    If this mixed architecture is usable, the Stateless
    Session Bean need to perform its selects inside
    a transaction ?
    And what's better: declarative or programmatic transaction ?.

    Many thanks in advance
    Moreno

    Threaded Messages (5)

  2. Architectural question[ Go to top ]

    Hi Moreno,

      I would suggest Stateless Session Beans (you don't need Statefull Session Beans for the operations you described, unless you want to remenber the previous operation of a user) with CMP(JDO, Hibernate) for insert/update and Stateless Session Beans with JDBC(JDO, Hibernate) for reading. The JBDC for Reading is a great pattern to use for reading operations. You can read about this in Floyd Marinescu's book "EBJ Design Patterns" (available for download at http://www.theserverside.com/books/wiley/EJBDesignPatterns/downloadbook.jsp).

      Cheers.
  3. R: Architectural question[ Go to top ]

    Hi Sergiu and Tomas,
    I'll try with JDBC for Read operations and Entity Beans
    for write ones.

    I think I need to use a Stateful Session Bean with Entities
    because there's a dialogue between client and session.
    The client calls different session bean's methods and
    the session store client informations during this calls.

    Thanks again
    Moreno
  4. The JBDC for Reading is a great pattern to use for reading operations.


    The "JBDC for Reading" is a workarround for an Entity EJB design flaw and is
    certenly not a pattern.

    There is a big problem with "JBDC for Reading Pattern" is that it introduces dependency between client code and the DB, and thus negates one of the main benefits of Entity EJBs. If the DB columns change (column added, dropped, renamed, column type changed...) you have to change your entity bean and deployment descriptors as well as all your code that use "JBDC for Reading Pattern"

    If you have only 5 DB tables and not too many records in these tables go for entity EJBs in both cases (reading AND writing).
    Otherwise use JDBC or JDO or Hibernate for the data access in both cases. Having mixed data access/manipulation strategy is not very wise decision.

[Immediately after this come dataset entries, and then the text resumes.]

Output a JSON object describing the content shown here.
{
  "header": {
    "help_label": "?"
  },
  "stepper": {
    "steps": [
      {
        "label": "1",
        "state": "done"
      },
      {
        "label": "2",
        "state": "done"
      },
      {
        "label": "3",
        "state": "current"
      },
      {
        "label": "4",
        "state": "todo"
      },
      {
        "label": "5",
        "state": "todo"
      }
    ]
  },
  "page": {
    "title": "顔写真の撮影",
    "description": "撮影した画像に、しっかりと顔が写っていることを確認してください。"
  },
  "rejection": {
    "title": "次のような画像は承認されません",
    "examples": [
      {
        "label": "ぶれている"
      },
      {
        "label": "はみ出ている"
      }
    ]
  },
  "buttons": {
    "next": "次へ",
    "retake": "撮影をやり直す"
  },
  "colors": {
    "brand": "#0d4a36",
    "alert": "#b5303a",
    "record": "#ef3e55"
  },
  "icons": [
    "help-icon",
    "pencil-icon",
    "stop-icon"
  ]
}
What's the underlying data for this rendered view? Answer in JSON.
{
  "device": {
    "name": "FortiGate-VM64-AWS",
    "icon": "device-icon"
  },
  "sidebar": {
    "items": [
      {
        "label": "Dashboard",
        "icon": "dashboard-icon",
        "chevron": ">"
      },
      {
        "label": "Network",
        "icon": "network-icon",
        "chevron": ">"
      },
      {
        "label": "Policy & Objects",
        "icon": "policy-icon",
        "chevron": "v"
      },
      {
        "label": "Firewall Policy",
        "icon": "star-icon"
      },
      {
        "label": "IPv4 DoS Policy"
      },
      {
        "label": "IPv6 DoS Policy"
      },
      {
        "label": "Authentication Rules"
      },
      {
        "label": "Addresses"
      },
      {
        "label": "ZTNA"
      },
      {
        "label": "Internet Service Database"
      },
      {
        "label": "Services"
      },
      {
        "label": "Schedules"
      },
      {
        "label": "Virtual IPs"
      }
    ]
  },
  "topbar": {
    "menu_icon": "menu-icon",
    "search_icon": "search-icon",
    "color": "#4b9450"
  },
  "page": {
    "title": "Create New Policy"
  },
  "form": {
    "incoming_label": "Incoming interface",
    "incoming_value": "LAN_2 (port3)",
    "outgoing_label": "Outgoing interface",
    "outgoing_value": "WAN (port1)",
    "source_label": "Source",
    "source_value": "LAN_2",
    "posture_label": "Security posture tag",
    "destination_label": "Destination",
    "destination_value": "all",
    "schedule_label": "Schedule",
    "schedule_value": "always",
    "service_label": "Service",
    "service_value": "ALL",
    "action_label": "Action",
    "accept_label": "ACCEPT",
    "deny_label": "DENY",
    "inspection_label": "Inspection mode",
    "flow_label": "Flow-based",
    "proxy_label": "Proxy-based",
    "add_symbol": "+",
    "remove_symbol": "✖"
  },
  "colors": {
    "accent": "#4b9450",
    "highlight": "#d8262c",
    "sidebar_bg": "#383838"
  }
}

    >> You can read about this in Floyd Marinescu's book "EBJ Design Patterns" (available for download at http://www.theserverside.com/books/wiley/EJBDesignPatterns/downloadbook.jsp).

    Much better patterns book is Martin Fowler's Patterns of Enterprise Application Architecture where he describes patters applicable not only to J2EE but for any enterprise application platform today, either it is J2EE, .NET, CORBA/C++ or even COBOL/DCE. Knowing how to solve problems independently of application development platform will help you to solve it better on you particular platform.

    Mileta
  5. Architectural question[ Go to top ]

    Hi!

    If you go fore Stateless Session Beans or Entity Beans for read/write clients, the solution looks good. (I don't see the reason for using Stateful Session Beans.)

    Using different part of the application for read/write and read-only operation is not only a good idea. In many cases it is needed. You can also take a look at http://java.sun.com/blueprints/patterns/FastLaneReader.html to find that this idea is recommended by Sun.

    /Tomas
  6. Architectural question[ Go to top ]

    Hi Monero,

    There is no need for a stateful session bean, since there is no need for the cients earlier processes to be remembered here.

    Jineesh